▶ [WORK REQUEST] In the listing, find every line that has the string "Cylinder" and copy it.

▶ [SOURCE DATA]
■ ■ ■ ■

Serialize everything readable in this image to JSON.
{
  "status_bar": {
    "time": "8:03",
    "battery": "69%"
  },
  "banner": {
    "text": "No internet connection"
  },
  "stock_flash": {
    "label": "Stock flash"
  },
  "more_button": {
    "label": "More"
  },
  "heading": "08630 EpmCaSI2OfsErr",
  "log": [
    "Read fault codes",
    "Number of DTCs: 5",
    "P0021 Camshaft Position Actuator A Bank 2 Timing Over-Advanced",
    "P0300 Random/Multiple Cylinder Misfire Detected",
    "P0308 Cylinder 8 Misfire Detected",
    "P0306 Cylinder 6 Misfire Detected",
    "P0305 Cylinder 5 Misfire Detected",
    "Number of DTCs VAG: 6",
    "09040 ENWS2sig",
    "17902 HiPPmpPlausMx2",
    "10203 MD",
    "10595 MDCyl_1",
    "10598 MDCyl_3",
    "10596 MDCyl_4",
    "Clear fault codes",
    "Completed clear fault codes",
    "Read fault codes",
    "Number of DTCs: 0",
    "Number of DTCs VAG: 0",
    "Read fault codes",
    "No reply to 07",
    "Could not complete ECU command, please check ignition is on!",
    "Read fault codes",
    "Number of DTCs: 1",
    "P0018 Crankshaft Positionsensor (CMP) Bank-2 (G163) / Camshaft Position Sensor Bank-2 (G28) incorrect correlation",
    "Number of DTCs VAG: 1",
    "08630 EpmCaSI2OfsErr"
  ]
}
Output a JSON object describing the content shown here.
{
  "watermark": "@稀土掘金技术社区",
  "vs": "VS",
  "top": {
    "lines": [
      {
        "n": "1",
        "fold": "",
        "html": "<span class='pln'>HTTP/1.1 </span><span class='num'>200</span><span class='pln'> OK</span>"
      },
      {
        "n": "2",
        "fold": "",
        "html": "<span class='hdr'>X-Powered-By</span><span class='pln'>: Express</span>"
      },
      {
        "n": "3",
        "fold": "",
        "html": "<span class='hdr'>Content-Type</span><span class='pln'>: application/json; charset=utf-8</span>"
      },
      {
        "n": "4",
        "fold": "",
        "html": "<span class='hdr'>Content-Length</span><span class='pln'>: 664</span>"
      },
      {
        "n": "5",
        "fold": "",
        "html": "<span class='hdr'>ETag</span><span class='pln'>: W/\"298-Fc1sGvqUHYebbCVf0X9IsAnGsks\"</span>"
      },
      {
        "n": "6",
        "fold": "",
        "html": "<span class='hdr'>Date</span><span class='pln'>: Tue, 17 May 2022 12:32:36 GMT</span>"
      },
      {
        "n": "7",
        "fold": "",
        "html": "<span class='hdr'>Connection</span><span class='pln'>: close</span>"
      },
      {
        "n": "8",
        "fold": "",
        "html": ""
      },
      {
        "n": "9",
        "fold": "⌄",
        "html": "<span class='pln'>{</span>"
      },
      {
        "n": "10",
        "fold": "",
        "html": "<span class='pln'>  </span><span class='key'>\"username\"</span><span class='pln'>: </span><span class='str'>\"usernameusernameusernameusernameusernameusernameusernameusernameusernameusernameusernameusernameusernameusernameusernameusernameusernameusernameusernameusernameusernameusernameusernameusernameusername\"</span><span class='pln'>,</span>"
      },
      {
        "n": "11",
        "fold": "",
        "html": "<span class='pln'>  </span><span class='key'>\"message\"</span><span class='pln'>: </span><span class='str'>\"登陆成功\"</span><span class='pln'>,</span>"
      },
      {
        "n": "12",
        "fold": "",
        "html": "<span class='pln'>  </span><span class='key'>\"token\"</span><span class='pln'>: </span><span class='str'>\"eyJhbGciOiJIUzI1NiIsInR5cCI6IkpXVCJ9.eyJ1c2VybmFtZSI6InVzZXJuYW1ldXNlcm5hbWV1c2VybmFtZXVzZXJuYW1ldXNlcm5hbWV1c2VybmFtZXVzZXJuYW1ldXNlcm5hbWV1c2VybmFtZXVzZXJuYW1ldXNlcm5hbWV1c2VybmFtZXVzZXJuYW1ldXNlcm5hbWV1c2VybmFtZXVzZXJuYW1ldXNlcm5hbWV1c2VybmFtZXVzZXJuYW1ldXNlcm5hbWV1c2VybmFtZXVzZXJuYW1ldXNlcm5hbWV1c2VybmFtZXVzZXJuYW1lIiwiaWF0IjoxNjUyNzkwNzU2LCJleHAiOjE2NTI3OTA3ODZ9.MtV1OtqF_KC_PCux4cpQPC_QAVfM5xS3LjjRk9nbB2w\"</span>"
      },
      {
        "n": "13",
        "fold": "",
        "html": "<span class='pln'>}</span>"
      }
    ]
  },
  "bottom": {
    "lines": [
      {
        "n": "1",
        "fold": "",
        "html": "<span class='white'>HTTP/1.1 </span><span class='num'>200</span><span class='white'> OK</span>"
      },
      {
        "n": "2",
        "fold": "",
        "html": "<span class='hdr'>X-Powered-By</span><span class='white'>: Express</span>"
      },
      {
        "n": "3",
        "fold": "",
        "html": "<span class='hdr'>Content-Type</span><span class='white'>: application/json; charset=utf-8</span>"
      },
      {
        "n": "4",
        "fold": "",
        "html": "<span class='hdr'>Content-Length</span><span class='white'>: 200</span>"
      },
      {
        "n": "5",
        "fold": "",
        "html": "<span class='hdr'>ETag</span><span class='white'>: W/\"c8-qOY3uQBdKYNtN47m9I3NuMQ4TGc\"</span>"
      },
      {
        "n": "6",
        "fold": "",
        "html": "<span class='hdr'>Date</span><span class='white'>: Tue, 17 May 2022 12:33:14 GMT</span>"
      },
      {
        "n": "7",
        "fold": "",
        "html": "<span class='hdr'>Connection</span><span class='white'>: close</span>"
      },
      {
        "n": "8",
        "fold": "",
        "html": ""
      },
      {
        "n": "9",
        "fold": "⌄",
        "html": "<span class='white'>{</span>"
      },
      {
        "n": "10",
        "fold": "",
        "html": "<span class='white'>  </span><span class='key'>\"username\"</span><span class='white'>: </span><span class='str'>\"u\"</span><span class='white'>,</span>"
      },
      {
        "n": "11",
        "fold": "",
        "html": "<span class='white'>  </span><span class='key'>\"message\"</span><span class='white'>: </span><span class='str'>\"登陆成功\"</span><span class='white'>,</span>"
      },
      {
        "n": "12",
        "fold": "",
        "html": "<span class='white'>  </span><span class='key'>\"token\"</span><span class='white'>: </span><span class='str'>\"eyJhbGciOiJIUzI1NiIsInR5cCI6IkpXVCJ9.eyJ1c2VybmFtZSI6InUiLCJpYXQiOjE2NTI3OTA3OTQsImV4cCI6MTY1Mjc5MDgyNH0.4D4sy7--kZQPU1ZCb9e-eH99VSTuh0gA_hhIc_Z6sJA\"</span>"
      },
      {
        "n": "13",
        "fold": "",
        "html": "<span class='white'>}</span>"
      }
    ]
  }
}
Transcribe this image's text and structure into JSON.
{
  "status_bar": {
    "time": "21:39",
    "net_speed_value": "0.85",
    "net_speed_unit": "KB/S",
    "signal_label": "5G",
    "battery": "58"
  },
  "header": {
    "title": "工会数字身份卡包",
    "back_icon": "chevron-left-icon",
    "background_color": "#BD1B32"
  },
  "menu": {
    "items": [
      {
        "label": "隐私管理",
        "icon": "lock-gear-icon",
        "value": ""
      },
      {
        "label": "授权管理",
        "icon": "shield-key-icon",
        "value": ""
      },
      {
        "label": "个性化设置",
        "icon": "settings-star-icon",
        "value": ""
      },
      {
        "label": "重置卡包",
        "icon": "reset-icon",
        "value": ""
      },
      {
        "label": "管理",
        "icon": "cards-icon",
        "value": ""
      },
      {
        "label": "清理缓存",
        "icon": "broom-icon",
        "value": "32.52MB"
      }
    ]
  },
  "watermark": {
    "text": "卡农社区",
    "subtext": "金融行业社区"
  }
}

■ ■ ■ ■

▶ [RESULT BELOW]
    "P0300 Random/Multiple Cylinder Misfire Detected",
    "P0308 Cylinder 8 Misfire Detected",
    "P0306 Cylinder 6 Misfire Detected",
    "P0305 Cylinder 5 Misfire Detected",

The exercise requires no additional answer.